When I say 4%, it’s hard to swallow the fact that up until recently that was the global media statistic for women’s sports coverage. And I want you to let that sink in for just a moment. If you’re shocked, you should be. In a world where women often talk about feeling invisible, that’s a tough reality to deal with. It makes me want to burn my bra. Which, for the men in the room, is La Perla and expensive. It’s the equivalent of you setting fire to your Oliver Sweeney’s.

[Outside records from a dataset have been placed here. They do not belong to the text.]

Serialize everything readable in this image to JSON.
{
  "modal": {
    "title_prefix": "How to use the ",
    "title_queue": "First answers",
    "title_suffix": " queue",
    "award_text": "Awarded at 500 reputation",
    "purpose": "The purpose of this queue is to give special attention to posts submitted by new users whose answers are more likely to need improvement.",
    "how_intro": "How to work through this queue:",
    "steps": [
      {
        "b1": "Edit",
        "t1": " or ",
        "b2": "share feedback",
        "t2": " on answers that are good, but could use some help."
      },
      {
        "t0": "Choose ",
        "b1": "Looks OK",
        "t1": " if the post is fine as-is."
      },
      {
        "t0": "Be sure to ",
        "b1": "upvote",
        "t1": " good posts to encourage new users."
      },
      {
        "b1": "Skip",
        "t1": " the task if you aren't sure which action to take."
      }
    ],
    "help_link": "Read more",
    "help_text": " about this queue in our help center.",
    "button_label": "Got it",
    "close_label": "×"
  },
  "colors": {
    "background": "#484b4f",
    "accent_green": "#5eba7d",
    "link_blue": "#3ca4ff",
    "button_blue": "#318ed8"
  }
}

But let’s put it into context. When England women’s captain Leah Williamson started out there was no professional women’s league in the UK. She is now just 26. That means that in the space of less than 20 years, the progression of the women’s game accelerated so fast that the Lionesses UEFA Euro 2022 win wasn’t just seen as a second-rate achievement, it was lauded as the coming home of football.

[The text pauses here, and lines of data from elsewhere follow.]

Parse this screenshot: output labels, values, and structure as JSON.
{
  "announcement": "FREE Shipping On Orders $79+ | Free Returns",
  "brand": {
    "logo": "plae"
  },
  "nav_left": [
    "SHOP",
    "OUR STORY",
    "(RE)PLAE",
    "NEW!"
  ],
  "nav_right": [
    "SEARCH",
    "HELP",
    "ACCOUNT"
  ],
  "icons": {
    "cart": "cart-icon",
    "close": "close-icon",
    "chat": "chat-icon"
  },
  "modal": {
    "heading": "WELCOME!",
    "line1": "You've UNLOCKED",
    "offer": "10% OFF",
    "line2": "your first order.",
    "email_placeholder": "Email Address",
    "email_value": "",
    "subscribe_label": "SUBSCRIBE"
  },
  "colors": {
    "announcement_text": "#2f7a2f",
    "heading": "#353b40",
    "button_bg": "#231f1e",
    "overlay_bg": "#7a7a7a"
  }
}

It’s a similar story in other sports. In 2005, the first all-women’s snowboarding movie was produced and released. At the time, this in itself was groundbreaking and Red Bull led the way as one of the forward-thinking sponsors. But despite the talent and determination, women were mostly still showing off simple rail slides and stylish, but arguably unremarkable 360 spins off of kickers. Fast-forward to 2023 and 16 year old British snowboarder Mia Brookes became the first woman to land a 1440 in a competition.
For context, that’s a wild jump from 1 single airborne rotation to 4 of them. If that doesn’t give you chills, remember the more rotations, the more speed and air time you need, which is achieved through longer run in’s and terrifyingly big jumps. The kind that would have you and I quite literally begging around for a clean pair of snowboard trousers. To execute a jump like that takes incredible control and extraordinary core power. But even more importantly, it requires unwavering self-belief. The fact is, that’s another epic leap in progression across 18 years.

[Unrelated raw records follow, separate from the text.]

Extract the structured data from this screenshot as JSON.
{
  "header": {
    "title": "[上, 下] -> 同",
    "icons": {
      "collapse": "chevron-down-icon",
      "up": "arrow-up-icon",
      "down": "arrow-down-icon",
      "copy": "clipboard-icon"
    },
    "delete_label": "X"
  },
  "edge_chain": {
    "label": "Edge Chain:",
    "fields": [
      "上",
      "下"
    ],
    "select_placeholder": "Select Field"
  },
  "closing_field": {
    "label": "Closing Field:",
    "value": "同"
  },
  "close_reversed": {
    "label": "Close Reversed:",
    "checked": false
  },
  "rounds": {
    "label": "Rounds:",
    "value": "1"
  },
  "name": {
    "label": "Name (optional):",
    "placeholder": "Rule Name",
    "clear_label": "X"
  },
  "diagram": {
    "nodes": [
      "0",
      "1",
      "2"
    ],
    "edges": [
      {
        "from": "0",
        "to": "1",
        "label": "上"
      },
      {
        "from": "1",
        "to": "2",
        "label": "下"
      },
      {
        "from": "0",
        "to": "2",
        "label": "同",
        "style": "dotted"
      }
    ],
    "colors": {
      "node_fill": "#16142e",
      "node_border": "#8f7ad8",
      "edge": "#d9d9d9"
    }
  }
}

Things are changing. The revolution is happening. Women are proving that they have bankability in the athletic space and the skills to measure up to men’s sport. So it would be easy to believe that it’s job done and women’s sport has achieved some unicorn-esque pinnacle. But that’s not quite the case, which brings us back to that 4%. The world has some catching up to do with the race women have been on.
When W Series (the women’s motor racing league) failed to reach its sponsorship for a new season last year, there were media suggestions that their downfall may have been in Catherine Bond Muir‘s refusal to capitalise on sex appeal. The question wasn’t why there are no women in Formula 1 (the top tier of motor racing), but rather why didn’t they sell out their female athletes’ bodies in the name of money?
I should also be clear, it’s not just a media issue. Formula 1 Academy launched this week to some pretty loud social media rhetoric, which went something like (and I am paraphrasing) “women shouldn’t get special treatment to enter a sport that they have equal opportunities to compete in and surely men are just faster drivers than women, perhaps they should get back to the dishes”. If you don’t believe me, go and have a look for yourself.